In an effort to lessen the role social media could potentially play in large-scale violence like the riots that gripped England earlier this month, British lawmakers have been pondering the usefulness of banning websites such as Facebook and Twitter during times of crisis.
British Home Secretary Theresa May, law enforcement and government officials, and representatives from the social media industry discussed in a meeting Thursday banning people from using social networking tools during and after crises.
Present at the meeting were representatives from Twitter, Facebook, and Research in Motion, the maker of BlackBerry Messenger.
According to a spokeswoman with the home secretary's office, officials "looked at how law enforcement and the networks can build on the existing relationships and co-operation to prevent the networks being used for criminal behavior."
Reps from Twitter and Facebook said in separate statements that the meeting was actually about making social media sites even more secure and relevant during times of crises.
"We've heard from many that Twitter is an effective way to distribute crucial updates and dispel rumors in times of crisis or emergency," a spokesperson from the social network site said.
"We welcome the fact that this was a dialogue about working together to keep people safe rather than about imposing new restrictions on internet services," Facebook added in its own statement.
The statement continued: "There is no place for illegal activity on Facebook and we take firm action against those who breach our rules."
During the mob violence that left at least five people dead and numerous properties damaged, British Prime Minister David Cameron had indicated that social networking tools, like Facebook, Twitter, and BlackBerry Messenger, had played a great part in organizing the violence.
"When people are using social media for violence we need to stop them," he said, questioning if "it would be right to stop people communicating via these websites and services when we know they are plotting violence, disorder and criminality."
Apparently, officials found their answer at Thursday's meeting, as it was revealed that the government did not attempt to secure authority to shut down social media sites.
After the riots, two men in Britain were sentenced to four years in jail for using Facebook to "organize and orchestrate" disorder, according to the Associated Press. However, the riots they called for with the use of Facebook pages never materialized.

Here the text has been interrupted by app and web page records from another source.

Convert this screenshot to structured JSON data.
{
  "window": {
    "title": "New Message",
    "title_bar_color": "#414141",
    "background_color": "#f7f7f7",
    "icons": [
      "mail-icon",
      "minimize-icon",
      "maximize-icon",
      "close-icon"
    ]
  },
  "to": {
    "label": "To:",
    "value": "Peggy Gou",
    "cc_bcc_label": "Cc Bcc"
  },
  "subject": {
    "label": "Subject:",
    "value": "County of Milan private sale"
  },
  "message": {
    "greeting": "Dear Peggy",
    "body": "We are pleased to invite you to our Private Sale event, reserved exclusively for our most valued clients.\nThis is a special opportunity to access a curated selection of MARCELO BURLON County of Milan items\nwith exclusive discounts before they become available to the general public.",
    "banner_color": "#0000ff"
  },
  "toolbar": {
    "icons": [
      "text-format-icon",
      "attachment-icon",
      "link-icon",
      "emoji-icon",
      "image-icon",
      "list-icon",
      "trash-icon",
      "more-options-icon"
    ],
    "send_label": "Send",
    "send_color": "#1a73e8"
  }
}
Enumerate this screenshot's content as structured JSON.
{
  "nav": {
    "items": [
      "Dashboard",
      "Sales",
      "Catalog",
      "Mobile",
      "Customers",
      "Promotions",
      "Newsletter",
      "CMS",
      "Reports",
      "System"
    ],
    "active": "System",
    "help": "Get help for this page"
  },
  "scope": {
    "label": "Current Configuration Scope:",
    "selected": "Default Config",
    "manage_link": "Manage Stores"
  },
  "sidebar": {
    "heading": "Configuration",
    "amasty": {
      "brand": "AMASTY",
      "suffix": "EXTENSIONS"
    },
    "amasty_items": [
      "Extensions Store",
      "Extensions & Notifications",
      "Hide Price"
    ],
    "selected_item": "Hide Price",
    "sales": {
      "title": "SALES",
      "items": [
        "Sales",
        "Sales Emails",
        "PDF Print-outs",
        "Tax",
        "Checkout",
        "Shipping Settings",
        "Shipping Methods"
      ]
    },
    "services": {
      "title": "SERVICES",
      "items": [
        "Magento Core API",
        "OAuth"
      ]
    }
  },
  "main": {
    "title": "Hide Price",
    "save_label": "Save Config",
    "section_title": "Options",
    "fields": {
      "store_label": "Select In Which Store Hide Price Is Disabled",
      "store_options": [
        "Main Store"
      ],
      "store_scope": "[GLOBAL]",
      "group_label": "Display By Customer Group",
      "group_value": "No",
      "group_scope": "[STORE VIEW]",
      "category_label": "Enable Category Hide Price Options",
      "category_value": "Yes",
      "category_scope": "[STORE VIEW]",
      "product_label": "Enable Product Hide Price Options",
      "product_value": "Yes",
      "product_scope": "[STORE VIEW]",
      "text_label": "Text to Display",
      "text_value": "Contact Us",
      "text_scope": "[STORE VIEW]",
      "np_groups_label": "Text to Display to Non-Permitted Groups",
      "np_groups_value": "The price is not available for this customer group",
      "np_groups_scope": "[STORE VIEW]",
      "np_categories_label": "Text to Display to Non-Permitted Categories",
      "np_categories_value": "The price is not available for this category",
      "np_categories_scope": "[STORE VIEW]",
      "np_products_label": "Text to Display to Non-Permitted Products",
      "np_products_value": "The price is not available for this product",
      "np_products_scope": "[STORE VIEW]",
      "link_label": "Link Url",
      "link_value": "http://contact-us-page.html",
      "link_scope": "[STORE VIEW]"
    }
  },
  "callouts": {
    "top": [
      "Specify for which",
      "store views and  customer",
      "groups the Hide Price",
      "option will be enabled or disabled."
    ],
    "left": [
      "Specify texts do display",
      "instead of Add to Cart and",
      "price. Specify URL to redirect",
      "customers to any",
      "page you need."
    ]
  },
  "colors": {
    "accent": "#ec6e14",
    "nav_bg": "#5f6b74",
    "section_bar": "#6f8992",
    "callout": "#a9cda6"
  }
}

The men, Jordan Blackshaw, 21, and Perry Sutcliffe-Keenan, 22, plan to appeal the case.